Usually considered secondary to the stress of surgery, perioperative AF was associated with elevated risk for ischemic stroke 1 year later.
Perioperative atrial fibrillation (AF) is common in cardiac surgery and is also seen in noncardiac surgery. Because AF is thought to be secondary to local inflammation (pericardial) in cardiac surgery and generalized stress in cardiac and noncardiac surgery, it is not considered to increase the risk for stroke once the stress of surgery has resolved.
Using a large, California State database of 1,729,360 patients hospitalized for surgery, investigators compared the long-term outcomes of patients with and without perioperative AF. Patients with preoperative AF were excluded from the analysis.
New-onset AF occurred in 24,711 patients (1.43%) during the perioperative period and was more common in cardiac surgery (16.10%) compared with noncardiac surgery (0.78%). During a mean follow-up of 2.1 years, 13,952 patients experienced an ischemic stroke. At 1 year of follow-up in the cardiac surgery group, the incidence of stroke was 0.99% in those with perioperative AF and 0.83% in those without perioperative AF (hazard ratio, 1.3; 95% confidence interval, 1.1–1.6). The association was stronger in the noncardiac surgery group (incidence of stroke, 1.47% vs. 0.36% in patients with vs. without perioperative AF; HR, 2.0; 95% CI, 1.7–2.3).
Comment — Cardiology
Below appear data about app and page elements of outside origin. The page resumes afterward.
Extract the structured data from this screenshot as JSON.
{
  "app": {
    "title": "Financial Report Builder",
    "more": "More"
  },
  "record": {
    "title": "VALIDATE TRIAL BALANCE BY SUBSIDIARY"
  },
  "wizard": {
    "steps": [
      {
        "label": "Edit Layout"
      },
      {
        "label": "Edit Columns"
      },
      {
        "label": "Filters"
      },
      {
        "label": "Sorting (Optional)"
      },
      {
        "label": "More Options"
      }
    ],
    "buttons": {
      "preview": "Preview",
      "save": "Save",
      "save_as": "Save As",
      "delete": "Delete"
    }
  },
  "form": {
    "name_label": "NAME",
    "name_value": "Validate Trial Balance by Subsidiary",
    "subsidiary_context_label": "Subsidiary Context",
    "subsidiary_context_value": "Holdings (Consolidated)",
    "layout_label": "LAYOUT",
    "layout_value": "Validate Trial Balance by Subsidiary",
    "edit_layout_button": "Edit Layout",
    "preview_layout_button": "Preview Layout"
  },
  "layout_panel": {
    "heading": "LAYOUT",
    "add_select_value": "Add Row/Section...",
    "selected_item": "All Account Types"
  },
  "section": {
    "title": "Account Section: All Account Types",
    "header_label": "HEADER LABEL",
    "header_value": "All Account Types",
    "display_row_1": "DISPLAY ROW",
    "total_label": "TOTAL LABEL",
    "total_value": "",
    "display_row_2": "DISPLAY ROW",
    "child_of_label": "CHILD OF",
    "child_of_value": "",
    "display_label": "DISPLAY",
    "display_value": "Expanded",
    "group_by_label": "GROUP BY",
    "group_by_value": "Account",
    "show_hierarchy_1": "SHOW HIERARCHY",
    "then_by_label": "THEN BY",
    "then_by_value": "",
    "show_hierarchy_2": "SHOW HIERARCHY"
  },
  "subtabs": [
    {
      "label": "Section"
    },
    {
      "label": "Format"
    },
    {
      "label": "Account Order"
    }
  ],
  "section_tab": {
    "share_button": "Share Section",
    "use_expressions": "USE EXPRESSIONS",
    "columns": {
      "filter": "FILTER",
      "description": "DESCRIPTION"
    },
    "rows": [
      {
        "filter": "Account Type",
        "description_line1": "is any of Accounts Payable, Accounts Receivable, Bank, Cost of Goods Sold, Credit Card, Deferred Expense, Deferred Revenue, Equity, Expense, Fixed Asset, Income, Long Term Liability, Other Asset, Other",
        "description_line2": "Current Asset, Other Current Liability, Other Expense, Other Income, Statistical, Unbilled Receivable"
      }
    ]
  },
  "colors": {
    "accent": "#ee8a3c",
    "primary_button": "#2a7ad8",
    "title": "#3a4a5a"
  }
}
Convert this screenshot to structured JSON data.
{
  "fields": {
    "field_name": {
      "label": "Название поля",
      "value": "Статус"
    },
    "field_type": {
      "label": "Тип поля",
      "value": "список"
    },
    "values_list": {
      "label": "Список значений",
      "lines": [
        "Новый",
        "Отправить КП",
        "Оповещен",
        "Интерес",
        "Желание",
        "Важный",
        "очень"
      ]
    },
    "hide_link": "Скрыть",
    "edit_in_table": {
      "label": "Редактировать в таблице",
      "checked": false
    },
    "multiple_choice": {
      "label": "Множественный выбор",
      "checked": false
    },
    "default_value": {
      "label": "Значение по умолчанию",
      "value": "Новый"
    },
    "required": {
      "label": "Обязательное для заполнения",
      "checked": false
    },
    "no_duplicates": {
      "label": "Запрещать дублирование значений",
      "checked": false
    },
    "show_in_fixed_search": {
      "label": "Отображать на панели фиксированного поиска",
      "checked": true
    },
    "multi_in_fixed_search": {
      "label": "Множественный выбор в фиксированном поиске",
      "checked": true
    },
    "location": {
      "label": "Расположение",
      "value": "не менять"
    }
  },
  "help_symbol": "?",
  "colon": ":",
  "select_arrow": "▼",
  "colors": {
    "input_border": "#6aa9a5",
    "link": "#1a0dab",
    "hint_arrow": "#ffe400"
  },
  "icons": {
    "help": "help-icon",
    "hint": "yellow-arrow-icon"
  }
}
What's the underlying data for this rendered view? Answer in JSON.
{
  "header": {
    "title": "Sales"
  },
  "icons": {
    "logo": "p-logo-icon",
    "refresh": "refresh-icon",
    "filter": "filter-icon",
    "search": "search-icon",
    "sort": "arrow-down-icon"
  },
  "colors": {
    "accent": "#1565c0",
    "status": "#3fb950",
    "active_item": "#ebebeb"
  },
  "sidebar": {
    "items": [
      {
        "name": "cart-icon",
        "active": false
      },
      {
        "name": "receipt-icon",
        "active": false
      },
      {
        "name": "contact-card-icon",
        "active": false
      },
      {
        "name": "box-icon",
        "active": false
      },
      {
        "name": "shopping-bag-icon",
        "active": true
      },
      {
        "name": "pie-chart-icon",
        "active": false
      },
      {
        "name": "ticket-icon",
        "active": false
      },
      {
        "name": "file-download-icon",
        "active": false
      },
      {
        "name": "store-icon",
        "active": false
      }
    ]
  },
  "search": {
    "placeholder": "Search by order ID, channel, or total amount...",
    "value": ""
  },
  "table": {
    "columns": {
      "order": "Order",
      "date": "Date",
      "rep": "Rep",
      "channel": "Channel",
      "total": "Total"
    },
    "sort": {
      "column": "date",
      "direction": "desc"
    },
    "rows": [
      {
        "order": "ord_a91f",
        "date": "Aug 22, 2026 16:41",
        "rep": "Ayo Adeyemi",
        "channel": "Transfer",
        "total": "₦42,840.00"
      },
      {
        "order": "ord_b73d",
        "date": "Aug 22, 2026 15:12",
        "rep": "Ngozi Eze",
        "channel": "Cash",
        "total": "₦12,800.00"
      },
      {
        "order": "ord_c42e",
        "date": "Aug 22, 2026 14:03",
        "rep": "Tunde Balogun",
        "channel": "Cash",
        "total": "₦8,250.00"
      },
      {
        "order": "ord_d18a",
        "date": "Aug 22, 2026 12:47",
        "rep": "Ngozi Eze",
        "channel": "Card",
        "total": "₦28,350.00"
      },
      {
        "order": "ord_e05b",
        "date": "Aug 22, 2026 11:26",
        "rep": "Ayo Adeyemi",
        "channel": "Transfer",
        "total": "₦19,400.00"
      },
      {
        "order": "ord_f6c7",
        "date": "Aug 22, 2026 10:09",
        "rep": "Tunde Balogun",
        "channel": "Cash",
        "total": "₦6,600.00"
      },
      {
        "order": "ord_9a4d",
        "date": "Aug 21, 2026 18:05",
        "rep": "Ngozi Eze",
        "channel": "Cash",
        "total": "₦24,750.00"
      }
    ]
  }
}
Perioperative AF increases the risk for stroke twofold at 1 year after noncardiac surgery. Presumably, this increased risk for stroke is secondary to AF during follow-up. The occurrence of perioperative AF, especially in patients undergoing noncardiac surgery, should be taken seriously. Although the results of this study do not justify long-term anticoagulation in all patients with perioperative AF, they do support close follow-up for the development of non-perioperative AF in order to continue or begin anticoagulation.